Welcome to my 12 Days of Christmas series! I thought I'd introduce some of my favorite anti-Christmas-spirit movies and a few proper Christmassy ones to celebrate what is actually my favorite holiday. (Food, pretty lights, and it lasts practically all month! It's really just the, um, people I don't like much.)
"Payback" is writer/director Brian Helgeland's homage to American crime films of the 70s. Our anti-hero, Porter, starts out being left for dead, so I suppose everything after that is technically an improvement.
This is my entry in the delicious Food in Film Blogathon, hosted by Silver Screenings and Speakeasy. Check out the many treats from Day 1, Day 2, and Day 3! Let’s just start by acknowledging that Peter Greenaway‘s “The Cook, the Thief, His Wife, and Her Lover” is not for everyone. And that’s okay.
A contribution to the very cool Duo Double Feature Blogathon! Watching two stars as gifted and likeable as Willam Powell and Jean Harlow together is always a treat. Unfortunately, it's a treat we only got to see twice, as Harlow died terribly young, at 26, and at the height of her career.
"North by Northwest" (1959) ticks off a lot of Hitchcock’s favorite boxes: a Sexy Blonde; modes of transit (in spades); elaborate chase scenes; espionage; and a Wrong Man. And yet, it seems always to have lingered in the shadow of "Vertigo" (1958).
The film has a complicated history, including a frosty reception upon its first (and second release). But even if the film weren’t importantly historically, with one of the first moments of moving technicolor (rather than hand-tinted film), it allows us to watch Chaney in all his sympathetic, oddball glory.

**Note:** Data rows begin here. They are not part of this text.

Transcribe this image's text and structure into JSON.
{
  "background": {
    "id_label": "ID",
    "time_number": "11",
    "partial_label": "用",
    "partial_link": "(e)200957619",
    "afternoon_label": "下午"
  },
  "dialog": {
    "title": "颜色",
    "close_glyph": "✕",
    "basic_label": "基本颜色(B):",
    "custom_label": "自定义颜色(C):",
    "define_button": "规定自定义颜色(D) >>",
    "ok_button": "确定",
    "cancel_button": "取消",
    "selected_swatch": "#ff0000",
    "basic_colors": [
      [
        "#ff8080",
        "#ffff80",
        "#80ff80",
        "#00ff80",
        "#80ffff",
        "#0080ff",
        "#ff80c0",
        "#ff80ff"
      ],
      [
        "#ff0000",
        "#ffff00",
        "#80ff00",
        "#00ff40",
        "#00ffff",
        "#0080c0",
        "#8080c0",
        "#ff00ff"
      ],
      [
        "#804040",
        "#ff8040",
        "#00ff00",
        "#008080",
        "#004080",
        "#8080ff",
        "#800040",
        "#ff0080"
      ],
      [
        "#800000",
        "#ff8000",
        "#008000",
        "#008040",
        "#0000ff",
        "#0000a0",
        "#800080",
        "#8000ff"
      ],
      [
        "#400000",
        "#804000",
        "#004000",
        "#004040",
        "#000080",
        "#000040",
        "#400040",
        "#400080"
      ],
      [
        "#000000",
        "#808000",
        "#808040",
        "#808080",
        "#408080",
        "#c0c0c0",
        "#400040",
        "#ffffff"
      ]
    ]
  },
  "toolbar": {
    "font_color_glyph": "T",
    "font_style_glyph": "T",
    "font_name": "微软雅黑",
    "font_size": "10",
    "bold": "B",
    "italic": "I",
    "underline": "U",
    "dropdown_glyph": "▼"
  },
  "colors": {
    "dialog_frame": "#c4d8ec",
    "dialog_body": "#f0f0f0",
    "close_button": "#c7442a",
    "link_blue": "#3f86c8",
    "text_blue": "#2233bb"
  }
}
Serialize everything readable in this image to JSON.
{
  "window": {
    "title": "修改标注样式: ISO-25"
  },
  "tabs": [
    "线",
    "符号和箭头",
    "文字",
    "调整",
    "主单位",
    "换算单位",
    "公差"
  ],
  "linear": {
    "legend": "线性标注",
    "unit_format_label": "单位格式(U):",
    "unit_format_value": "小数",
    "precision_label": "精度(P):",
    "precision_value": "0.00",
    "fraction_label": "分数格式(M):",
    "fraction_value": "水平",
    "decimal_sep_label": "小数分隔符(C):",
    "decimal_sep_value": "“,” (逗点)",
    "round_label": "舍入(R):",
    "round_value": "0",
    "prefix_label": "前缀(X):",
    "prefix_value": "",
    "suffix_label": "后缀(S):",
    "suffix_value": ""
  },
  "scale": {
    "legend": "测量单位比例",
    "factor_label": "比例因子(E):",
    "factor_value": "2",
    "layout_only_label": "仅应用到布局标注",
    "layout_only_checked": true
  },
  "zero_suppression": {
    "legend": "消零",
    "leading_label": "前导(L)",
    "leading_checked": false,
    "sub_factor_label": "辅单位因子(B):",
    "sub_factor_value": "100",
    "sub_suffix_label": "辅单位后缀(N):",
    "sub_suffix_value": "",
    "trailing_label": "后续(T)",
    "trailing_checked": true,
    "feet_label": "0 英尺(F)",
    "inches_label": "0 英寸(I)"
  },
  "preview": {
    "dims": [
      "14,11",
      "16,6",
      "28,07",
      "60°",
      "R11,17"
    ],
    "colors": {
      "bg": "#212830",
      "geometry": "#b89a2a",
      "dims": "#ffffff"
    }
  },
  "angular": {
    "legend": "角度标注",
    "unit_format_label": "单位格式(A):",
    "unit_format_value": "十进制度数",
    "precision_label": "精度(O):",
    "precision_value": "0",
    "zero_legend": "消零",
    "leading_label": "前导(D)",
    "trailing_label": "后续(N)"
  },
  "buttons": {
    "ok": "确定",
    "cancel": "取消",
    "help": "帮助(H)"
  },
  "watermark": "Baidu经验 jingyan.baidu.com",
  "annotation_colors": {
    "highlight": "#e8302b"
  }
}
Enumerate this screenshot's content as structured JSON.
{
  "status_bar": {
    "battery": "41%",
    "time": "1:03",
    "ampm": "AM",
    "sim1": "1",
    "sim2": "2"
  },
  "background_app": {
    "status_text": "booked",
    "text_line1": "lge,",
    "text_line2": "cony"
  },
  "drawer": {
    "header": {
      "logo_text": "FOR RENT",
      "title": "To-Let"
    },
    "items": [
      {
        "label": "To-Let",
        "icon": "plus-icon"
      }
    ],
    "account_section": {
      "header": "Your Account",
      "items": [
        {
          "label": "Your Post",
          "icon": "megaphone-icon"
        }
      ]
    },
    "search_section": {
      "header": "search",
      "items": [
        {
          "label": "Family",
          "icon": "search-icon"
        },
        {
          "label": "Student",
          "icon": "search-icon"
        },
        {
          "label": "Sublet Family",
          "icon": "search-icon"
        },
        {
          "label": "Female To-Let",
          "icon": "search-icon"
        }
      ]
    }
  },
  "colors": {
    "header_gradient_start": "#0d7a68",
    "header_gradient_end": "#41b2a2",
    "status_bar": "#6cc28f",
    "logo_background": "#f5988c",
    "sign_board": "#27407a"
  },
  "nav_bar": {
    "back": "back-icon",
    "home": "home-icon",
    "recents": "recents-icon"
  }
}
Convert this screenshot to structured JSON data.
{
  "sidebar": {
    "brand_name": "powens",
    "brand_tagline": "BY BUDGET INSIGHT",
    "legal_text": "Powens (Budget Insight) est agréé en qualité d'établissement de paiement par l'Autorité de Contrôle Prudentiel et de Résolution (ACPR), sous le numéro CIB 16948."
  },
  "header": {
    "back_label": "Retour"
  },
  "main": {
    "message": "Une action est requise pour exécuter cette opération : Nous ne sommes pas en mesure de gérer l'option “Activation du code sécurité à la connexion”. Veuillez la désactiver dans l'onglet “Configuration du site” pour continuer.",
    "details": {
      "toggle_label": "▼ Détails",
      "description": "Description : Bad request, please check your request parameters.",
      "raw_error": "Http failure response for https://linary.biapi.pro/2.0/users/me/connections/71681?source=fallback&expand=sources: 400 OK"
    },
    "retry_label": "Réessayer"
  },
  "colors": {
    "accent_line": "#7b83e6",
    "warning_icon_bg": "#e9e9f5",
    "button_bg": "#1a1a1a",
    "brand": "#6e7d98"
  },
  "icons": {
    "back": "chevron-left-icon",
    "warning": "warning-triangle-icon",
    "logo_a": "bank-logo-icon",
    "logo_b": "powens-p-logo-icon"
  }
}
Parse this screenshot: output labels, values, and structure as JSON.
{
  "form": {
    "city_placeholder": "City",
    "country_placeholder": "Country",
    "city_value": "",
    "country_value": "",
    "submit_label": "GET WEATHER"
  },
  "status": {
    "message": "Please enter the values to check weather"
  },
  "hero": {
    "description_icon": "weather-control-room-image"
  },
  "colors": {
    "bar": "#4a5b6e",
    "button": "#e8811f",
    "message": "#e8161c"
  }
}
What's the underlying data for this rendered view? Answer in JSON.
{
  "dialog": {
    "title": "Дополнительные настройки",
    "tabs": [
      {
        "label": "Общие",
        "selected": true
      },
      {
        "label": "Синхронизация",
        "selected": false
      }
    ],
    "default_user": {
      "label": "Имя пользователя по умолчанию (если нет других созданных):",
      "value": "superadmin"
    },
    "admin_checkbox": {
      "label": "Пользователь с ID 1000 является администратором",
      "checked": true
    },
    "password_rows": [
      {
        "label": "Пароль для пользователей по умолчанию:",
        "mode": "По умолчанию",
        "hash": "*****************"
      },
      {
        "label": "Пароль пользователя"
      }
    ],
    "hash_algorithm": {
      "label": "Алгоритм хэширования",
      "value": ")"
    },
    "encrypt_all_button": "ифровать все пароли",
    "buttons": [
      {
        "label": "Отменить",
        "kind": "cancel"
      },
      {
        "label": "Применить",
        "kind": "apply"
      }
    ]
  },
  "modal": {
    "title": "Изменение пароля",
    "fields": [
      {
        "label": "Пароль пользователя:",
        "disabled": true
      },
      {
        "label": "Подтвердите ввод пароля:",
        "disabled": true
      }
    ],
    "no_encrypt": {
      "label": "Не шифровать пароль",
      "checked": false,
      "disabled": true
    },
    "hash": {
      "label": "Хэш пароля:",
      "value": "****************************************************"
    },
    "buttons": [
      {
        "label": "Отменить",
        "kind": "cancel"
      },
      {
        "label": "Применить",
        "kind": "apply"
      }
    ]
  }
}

On his best day, Peter Lorre's Dr. Gogol has at least one foot in la-la land. A refined madman, he's got Lorre's soft, soothing voice and self-effacing manner. Gogol is, however, equally likely to slip into hysterics at the drop of a hat.